### TASK DESCRIPTION
Restate the data below word for word, omitting pictures.
▼
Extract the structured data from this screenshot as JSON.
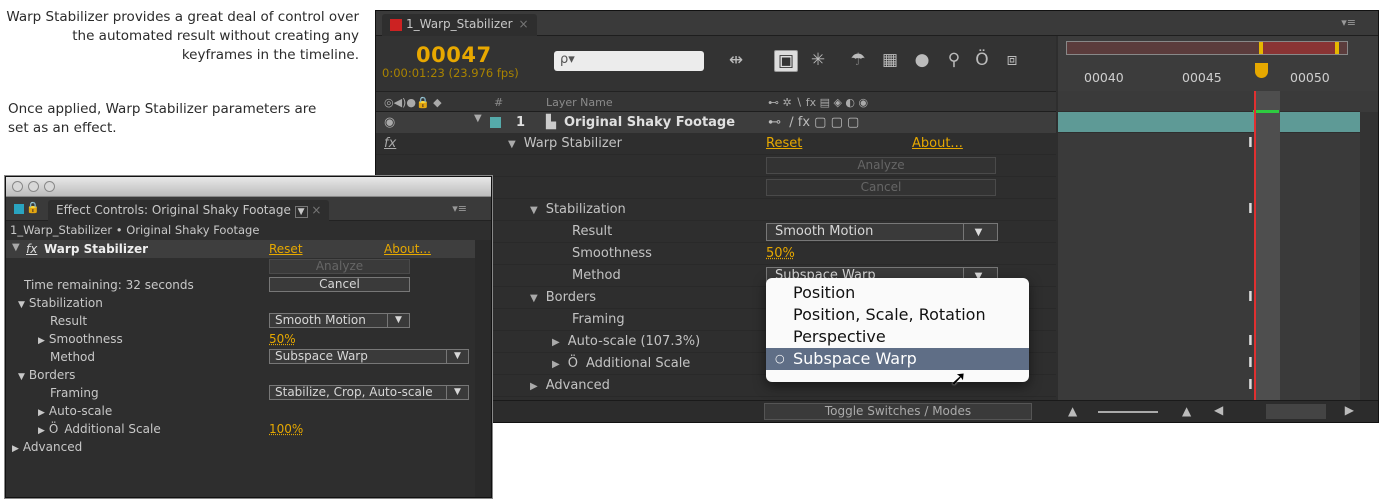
{
  "captions": {
    "top": "Warp Stabilizer provides a great deal of control over the automated result without creating any keyframes in the timeline.",
    "middle": "Once applied, Warp Stabilizer parameters are set as an effect."
  },
  "timeline": {
    "tab_label": "1_Warp_Stabilizer",
    "tab_close": "×",
    "timecode": "00047",
    "timecode_sub": "0:00:01:23 (23.976 fps)",
    "search_placeholder": "ρ▾",
    "ruler_labels": [
      "00040",
      "00045",
      "00050"
    ],
    "col_num": "#",
    "col_layer_name": "Layer Name",
    "layer": {
      "num": "1",
      "name": "Original Shaky Footage"
    },
    "effect_name": "Warp Stabilizer",
    "reset": "Reset",
    "about": "About...",
    "analyze": "Analyze",
    "cancel": "Cancel",
    "stabilization": "Stabilization",
    "result_label": "Result",
    "result_value": "Smooth Motion",
    "smoothness_label": "Smoothness",
    "smoothness_value": "50%",
    "method_label": "Method",
    "method_value": "Subspace Warp",
    "borders": "Borders",
    "framing": "Framing",
    "autoscale": "Auto-scale (107.3%)",
    "additional_scale": "Additional Scale",
    "advanced": "Advanced",
    "toggle": "Toggle Switches / Modes",
    "fx": "fx"
  },
  "popup": {
    "items": [
      "Position",
      "Position, Scale, Rotation",
      "Perspective",
      "Subspace Warp"
    ],
    "selected": "Subspace Warp"
  },
  "effect_controls": {
    "tab_label": "Effect Controls: Original Shaky Footage",
    "path": "1_Warp_Stabilizer • Original Shaky Footage",
    "effect_name": "Warp Stabilizer",
    "reset": "Reset",
    "about": "About...",
    "analyze": "Analyze",
    "time_remaining": "Time remaining: 32 seconds",
    "cancel": "Cancel",
    "stabilization": "Stabilization",
    "result_label": "Result",
    "result_value": "Smooth Motion",
    "smoothness_label": "Smoothness",
    "smoothness_value": "50%",
    "method_label": "Method",
    "method_value": "Subspace Warp",
    "borders": "Borders",
    "framing_label": "Framing",
    "framing_value": "Stabilize, Crop, Auto-scale",
    "autoscale": "Auto-scale",
    "additional_scale_label": "Additional Scale",
    "additional_scale_value": "100%",
    "advanced": "Advanced"
  },
  "colors": {
    "accent": "#e6a800",
    "cti": "#e03030",
    "menu_sel": "#5f6e86"
  }
}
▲
### RESPONSE AREA
Extract the structured data from this screenshot as JSON.
{
  "captions": {
    "top": "Warp Stabilizer provides a great deal of control over the automated result without creating any keyframes in the timeline.",
    "middle": "Once applied, Warp Stabilizer parameters are set as an effect."
  },
  "timeline": {
    "tab_label": "1_Warp_Stabilizer",
    "tab_close": "×",
    "timecode": "00047",
    "timecode_sub": "0:00:01:23 (23.976 fps)",
    "search_placeholder": "ρ▾",
    "ruler_labels": [
      "00040",
      "00045",
      "00050"
    ],
    "col_num": "#",
    "col_layer_name": "Layer Name",
    "layer": {
      "num": "1",
      "name": "Original Shaky Footage"
    },
    "effect_name": "Warp Stabilizer",
    "reset": "Reset",
    "about": "About...",
    "analyze": "Analyze",
    "cancel": "Cancel",
    "stabilization": "Stabilization",
    "result_label": "Result",
    "result_value": "Smooth Motion",
    "smoothness_label": "Smoothness",
    "smoothness_value": "50%",
    "method_label": "Method",
    "method_value": "Subspace Warp",
    "borders": "Borders",
    "framing": "Framing",
    "autoscale": "Auto-scale (107.3%)",
    "additional_scale": "Additional Scale",
    "advanced": "Advanced",
    "toggle": "Toggle Switches / Modes",
    "fx": "fx"
  },
  "popup": {
    "items": [
      "Position",
      "Position, Scale, Rotation",
      "Perspective",
      "Subspace Warp"
    ],
    "selected": "Subspace Warp"
  },
  "effect_controls": {
    "tab_label": "Effect Controls: Original Shaky Footage",
    "path": "1_Warp_Stabilizer • Original Shaky Footage",
    "effect_name": "Warp Stabilizer",
    "reset": "Reset",
    "about": "About...",
    "analyze": "Analyze",
    "time_remaining": "Time remaining: 32 seconds",
    "cancel": "Cancel",
    "stabilization": "Stabilization",
    "result_label": "Result",
    "result_value": "Smooth Motion",
    "smoothness_label": "Smoothness",
    "smoothness_value": "50%",
    "method_label": "Method",
    "method_value": "Subspace Warp",
    "borders": "Borders",
    "framing_label": "Framing",
    "framing_value": "Stabilize, Crop, Auto-scale",
    "autoscale": "Auto-scale",
    "additional_scale_label": "Additional Scale",
    "additional_scale_value": "100%",
    "advanced": "Advanced"
  },
  "colors": {
    "accent": "#e6a800",
    "cti": "#e03030",
    "menu_sel": "#5f6e86"
  }
}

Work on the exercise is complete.